Originally Posted by EddieHarren
Goodgrouper, I don't know how many Rem 700 actions that you have worked on recently. I have been in the business of building rifles on mostly Rem actions for nearly 20 years. I used 722, 721, 600, XP-100, 7 and 700 actions for builds ranging from BR Hunter class rifles to LE tactical sniper and counter sniper rifles, as well as many hunting rifles both big game and varmint. Sometime in the last 3 or 4 years the quality and tolerences on Rem actions has gotten noticably better. I have been told that they went to newer CNC machinery. I don't have any proof that they went to new machinery but I know that the latest actions are closer to square and concentric than ever before.

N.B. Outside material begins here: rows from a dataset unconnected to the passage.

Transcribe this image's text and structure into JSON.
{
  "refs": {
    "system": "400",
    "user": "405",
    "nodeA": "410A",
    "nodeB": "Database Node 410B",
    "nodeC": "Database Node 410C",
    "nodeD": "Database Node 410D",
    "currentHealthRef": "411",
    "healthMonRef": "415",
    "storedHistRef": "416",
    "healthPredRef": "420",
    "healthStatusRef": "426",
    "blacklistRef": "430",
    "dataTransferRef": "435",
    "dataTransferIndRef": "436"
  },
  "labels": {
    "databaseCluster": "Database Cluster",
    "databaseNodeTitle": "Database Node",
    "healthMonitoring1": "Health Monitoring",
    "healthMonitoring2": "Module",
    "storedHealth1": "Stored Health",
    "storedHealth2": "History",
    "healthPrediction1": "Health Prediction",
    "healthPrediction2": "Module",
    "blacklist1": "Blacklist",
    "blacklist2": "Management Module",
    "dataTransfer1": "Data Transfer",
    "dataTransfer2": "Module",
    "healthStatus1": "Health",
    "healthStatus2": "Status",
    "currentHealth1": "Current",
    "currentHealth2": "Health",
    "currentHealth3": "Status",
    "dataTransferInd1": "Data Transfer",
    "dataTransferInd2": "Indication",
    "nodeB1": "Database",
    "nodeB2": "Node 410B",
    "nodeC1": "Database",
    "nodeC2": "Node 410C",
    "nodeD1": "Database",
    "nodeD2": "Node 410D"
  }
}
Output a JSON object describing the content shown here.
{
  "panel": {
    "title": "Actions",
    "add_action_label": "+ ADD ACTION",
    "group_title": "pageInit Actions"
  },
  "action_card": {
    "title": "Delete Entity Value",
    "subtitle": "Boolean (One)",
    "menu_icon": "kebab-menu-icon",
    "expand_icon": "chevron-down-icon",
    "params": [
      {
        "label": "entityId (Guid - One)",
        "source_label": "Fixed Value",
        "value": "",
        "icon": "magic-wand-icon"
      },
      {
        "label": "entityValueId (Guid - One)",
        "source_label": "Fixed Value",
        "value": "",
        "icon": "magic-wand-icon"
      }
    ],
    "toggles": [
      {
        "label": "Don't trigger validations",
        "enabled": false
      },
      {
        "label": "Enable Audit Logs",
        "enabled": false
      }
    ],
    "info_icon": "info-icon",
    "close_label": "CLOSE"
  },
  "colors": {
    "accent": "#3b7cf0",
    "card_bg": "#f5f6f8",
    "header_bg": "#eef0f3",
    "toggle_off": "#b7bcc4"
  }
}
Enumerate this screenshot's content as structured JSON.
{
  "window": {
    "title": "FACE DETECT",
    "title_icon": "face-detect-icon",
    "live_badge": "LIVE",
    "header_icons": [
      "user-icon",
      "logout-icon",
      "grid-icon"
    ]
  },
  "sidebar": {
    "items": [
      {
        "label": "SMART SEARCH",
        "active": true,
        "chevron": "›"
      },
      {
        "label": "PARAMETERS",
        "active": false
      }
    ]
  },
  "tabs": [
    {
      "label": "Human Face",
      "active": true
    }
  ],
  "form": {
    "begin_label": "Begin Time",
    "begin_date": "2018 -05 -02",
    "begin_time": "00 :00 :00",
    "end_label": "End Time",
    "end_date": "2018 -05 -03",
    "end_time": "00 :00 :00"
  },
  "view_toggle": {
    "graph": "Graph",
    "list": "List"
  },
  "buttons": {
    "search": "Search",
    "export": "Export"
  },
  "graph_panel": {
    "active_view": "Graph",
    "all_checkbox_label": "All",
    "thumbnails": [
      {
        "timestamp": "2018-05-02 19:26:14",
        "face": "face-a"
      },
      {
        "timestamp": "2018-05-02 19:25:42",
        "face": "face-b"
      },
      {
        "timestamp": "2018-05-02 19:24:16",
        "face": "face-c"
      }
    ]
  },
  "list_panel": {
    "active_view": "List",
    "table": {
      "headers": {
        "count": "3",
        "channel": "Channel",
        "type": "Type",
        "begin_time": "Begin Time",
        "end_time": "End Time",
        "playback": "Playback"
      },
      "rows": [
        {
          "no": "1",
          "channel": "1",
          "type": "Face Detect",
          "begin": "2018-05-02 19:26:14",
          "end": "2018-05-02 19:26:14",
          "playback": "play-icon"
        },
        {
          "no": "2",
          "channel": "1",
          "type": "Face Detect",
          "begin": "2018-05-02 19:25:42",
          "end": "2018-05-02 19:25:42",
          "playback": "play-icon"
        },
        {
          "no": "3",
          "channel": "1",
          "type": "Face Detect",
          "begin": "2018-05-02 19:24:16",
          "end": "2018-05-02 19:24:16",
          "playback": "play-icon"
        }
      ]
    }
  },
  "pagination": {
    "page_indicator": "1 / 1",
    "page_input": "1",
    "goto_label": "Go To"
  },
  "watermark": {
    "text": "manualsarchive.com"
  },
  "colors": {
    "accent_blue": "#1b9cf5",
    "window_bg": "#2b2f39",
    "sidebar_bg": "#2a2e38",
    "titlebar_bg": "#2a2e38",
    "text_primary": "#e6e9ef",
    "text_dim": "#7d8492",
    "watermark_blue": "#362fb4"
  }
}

Most of the problems I have seen have been in the barrels. However, there have been a frequent amount that have not been drilled and tapped straight, and I have worked on several lately that even after installing 20 minutes into the rings, the bullets were still landing low at 100 yards--sometimes going below the target board. This problem has several causes but the barrel not being threaded into the receiver straight is usually the main reason.
Then there are less than 10%(guessing) that make contact on both locking lugs and if they do, it is just partially.
Then there's the new trigger. POS. They have already heard of many stories of triggers going off prematurely when it is cold outside. I have seen two of these personally so far.
Then there is the dropping of their LSS (they still offer it but only in 257 Wby) model with the laminated stock. So now we have to buy either a Sendero with the HS stock or a Tupperware XCR, SPS, SPS stainless, or a wood stocked CDL sf. So basically, we have the choice of the HS or nothing.
Then there is the heavy bead blasting on the SPS which looks like dung from a yak which simply is easier to use because it covers blemishes easier.
So we have a low priced, Tupperware stocked, non straight threaded, non contact making, bad trigger, bad barreled, gun we have to use windage screw bases and Burris inserts just to get it dialed in at 100 yards! Then we rip off all that bad crap, install better components and wind up with a gun that actually costs MORE than a custom rifle when we're finished. Of course, not all Remmy's are as bad as I explained. But how do you know which ones aren't? You just have to cross your fingers and hope you get a good one. Back in the day, your odds were better of getting a good one. That is all I'm saying.